Already, CAMC has reduced sodium levels by 40 percent and fat levels by 35 percent, said Mike Marrara, head of food and nutrition at CAMC. The hospital started by adding herbs, instead of salt, for flavoring.
"It's a lot of the comfort food people eat, just made healthier," Marrara said. "We're trying to change the way people think about healthy options and make them readily available."
The biggest challenge has been finding growers certified to sell to hospitals. The hospital may purchase produce only from USDA-GAP-certified growers.
Jean Smith, director of marketing and development for the Department of Agricultural, said the GAP-certification process ensures safe handling of produce.
The one-day course covers everything from potential water-source threats. like microbiological hazards. to how to handle and store produce. Smith said the program is relatively new to West Virginia.
"It's exactly what needs to happen," Smith said of the program. "This is just another way for the Department of Agriculture to ensure our food supply is safe."
The department uses farm-bill funds to reduce the course's cost for interested West Virginians.
Additionally, once growers are USDA-GAP certified, they would be able to sell their product outside West Virginia, creating new business opportunities.
"It's just the right thing for our local economy and our patients to try and get the most nutritious food as possible," Marrara said.

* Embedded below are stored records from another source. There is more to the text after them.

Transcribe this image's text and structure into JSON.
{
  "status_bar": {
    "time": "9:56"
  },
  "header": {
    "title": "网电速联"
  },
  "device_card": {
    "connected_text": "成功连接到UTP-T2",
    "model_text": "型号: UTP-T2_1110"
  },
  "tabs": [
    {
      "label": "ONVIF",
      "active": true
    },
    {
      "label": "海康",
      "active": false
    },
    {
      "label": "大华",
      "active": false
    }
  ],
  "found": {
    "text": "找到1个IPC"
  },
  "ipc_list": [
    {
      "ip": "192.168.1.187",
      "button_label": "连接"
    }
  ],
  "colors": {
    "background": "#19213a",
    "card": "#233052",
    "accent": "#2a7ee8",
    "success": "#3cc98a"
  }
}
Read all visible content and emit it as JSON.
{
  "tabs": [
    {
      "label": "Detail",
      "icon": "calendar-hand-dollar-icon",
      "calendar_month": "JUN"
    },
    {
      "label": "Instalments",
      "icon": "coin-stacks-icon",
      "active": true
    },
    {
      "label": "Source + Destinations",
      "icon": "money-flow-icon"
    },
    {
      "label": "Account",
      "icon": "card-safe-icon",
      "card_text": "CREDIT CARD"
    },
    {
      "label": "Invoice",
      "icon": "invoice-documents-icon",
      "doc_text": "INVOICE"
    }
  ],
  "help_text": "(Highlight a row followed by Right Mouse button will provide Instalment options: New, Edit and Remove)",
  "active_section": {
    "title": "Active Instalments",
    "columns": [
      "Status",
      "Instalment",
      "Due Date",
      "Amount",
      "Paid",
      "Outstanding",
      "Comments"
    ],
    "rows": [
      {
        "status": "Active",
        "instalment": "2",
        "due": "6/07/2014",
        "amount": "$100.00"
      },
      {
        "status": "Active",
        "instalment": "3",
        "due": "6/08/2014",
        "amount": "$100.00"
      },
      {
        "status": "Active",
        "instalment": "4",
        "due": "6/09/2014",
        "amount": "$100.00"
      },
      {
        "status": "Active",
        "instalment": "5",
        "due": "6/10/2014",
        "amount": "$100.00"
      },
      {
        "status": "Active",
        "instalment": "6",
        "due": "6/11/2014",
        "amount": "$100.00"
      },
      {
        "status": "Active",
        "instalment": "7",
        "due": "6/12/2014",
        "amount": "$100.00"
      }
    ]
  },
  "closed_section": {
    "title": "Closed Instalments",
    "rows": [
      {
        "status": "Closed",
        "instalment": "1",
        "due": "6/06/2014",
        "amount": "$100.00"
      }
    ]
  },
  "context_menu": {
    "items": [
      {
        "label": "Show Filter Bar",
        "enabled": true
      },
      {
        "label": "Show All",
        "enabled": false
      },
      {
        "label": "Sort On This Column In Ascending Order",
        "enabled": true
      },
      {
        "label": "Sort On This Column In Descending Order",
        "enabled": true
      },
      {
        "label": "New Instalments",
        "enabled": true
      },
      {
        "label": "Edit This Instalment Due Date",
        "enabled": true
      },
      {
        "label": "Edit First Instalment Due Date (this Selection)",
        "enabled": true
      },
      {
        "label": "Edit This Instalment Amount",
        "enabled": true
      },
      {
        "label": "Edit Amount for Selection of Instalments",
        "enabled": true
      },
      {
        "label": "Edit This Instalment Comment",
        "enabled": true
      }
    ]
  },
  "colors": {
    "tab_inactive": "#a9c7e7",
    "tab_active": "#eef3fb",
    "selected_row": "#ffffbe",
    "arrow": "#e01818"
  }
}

Reach Caitlin Cook at caitlin.c...@wvgazette.com or 304-348-5113.